● WORK TASK
State how many lines in the following entries hold the word "label". The reply is that number only.

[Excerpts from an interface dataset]
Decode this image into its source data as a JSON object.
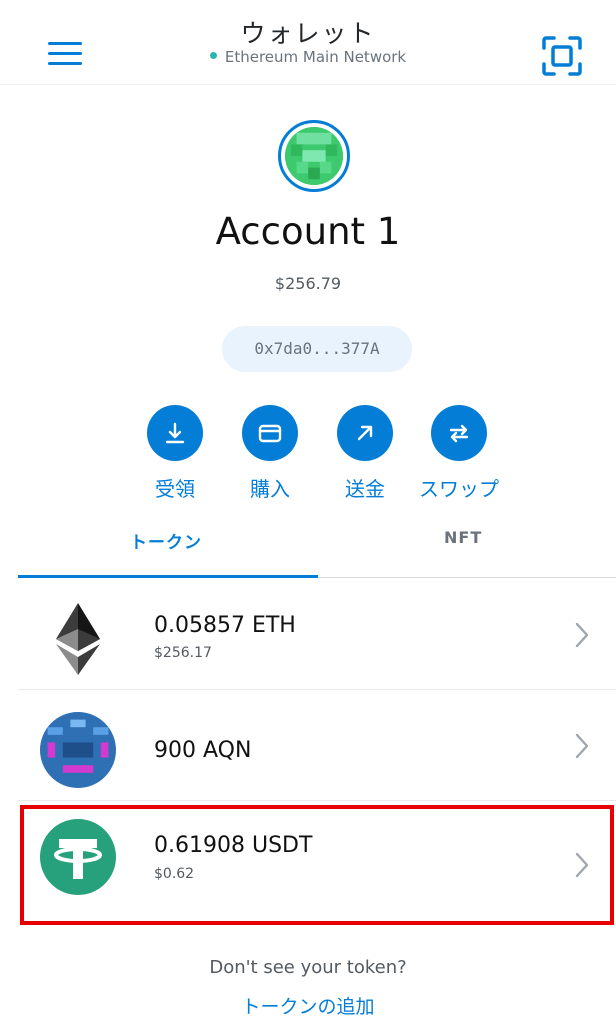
{
  "header": {
    "title": "ウォレット",
    "network": "Ethereum Main Network"
  },
  "account": {
    "name": "Account 1",
    "balance": "$256.79",
    "address": "0x7da0...377A"
  },
  "actions": [
    {
      "label": "受領",
      "icon": "receive-icon"
    },
    {
      "label": "購入",
      "icon": "buy-icon"
    },
    {
      "label": "送金",
      "icon": "send-icon"
    },
    {
      "label": "スワップ",
      "icon": "swap-icon"
    }
  ],
  "tabs": {
    "tokens": "トークン",
    "nft": "NFT"
  },
  "tokens": [
    {
      "amount": "0.05857 ETH",
      "fiat": "$256.17",
      "icon": "ethereum-icon"
    },
    {
      "amount": "900 AQN",
      "fiat": "",
      "icon": "aqn-icon"
    },
    {
      "amount": "0.61908 USDT",
      "fiat": "$0.62",
      "icon": "tether-icon"
    }
  ],
  "footer": {
    "dont_see": "Don't see your token?",
    "add_token": "トークンの追加"
  },
  "colors": {
    "accent": "#037dd6",
    "highlight": "#e80000",
    "tether": "#26a17b"
  }
}
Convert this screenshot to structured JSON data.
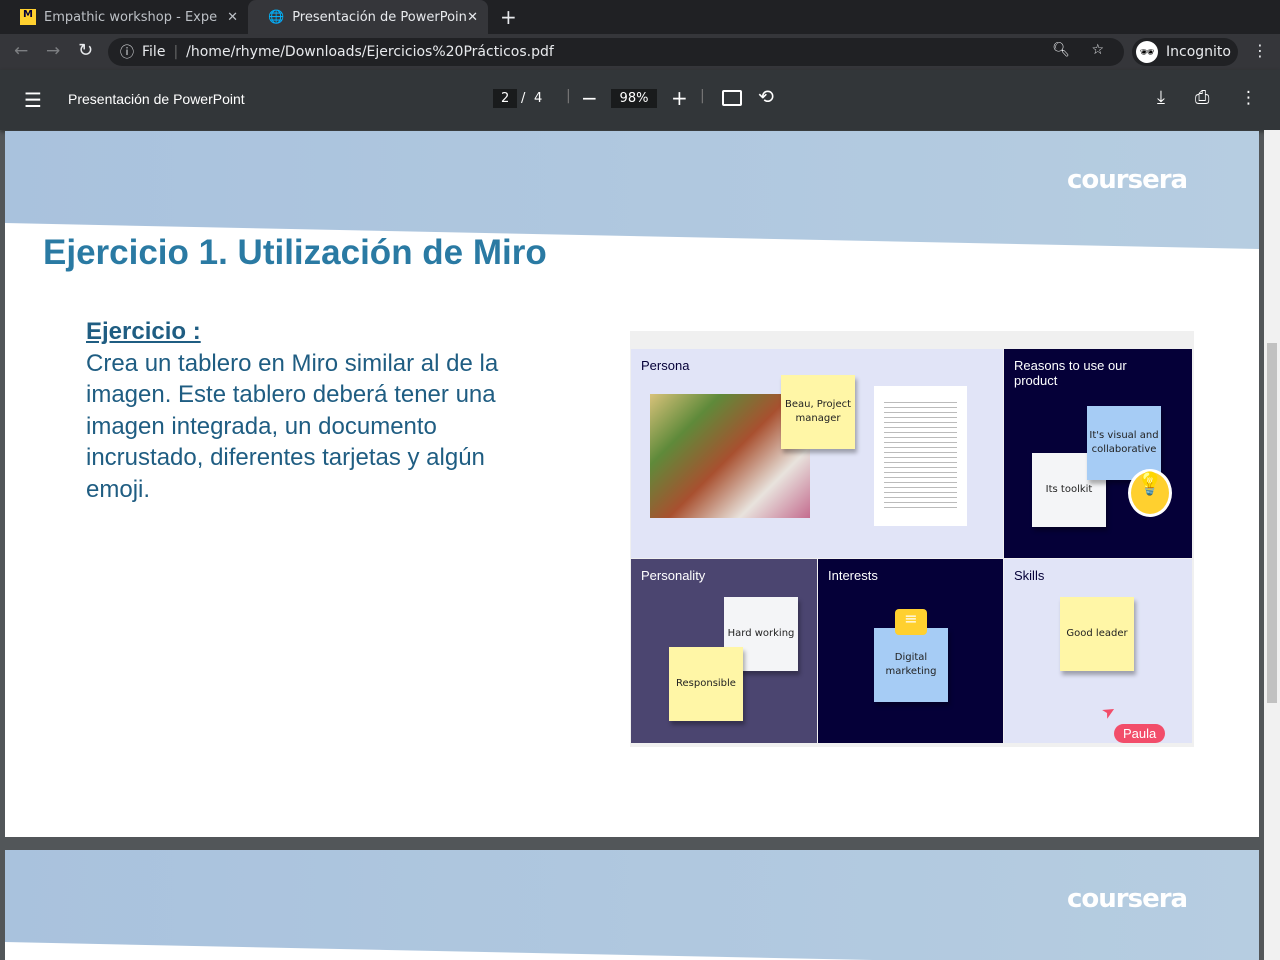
{
  "tabs": [
    {
      "title": "Empathic workshop - Expe",
      "icon": "miro-icon"
    },
    {
      "title": "Presentación de PowerPoin",
      "icon": "globe-icon"
    }
  ],
  "address": {
    "scheme": "File",
    "url": "/home/rhyme/Downloads/Ejercicios%20Prácticos.pdf",
    "profile": "Incognito"
  },
  "pdf": {
    "title": "Presentación de PowerPoint",
    "page": "2",
    "sep": "/",
    "total": "4",
    "zoom": "98%"
  },
  "slide": {
    "logo": "coursera",
    "title": "Ejercicio 1. Utilización de Miro",
    "heading": "Ejercicio :",
    "body": "Crea un tablero en Miro similar al de la imagen. Este tablero deberá tener una imagen integrada, un documento incrustado, diferentes tarjetas y algún emoji."
  },
  "board": {
    "persona": "Persona",
    "beau": "Beau, Project manager",
    "reasons": "Reasons to use our product",
    "visual": "It's visual and collaborative",
    "toolkit": "Its toolkit",
    "personality": "Personality",
    "hard": "Hard working",
    "responsible": "Responsible",
    "interests": "Interests",
    "digital": "Digital marketing",
    "skills": "Skills",
    "good": "Good leader",
    "cursor": "Paula"
  },
  "colors": {
    "title": "#2a7aa3",
    "body": "#1f5d82",
    "dark": "#050038"
  }
}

● YOUR RESPONSE
4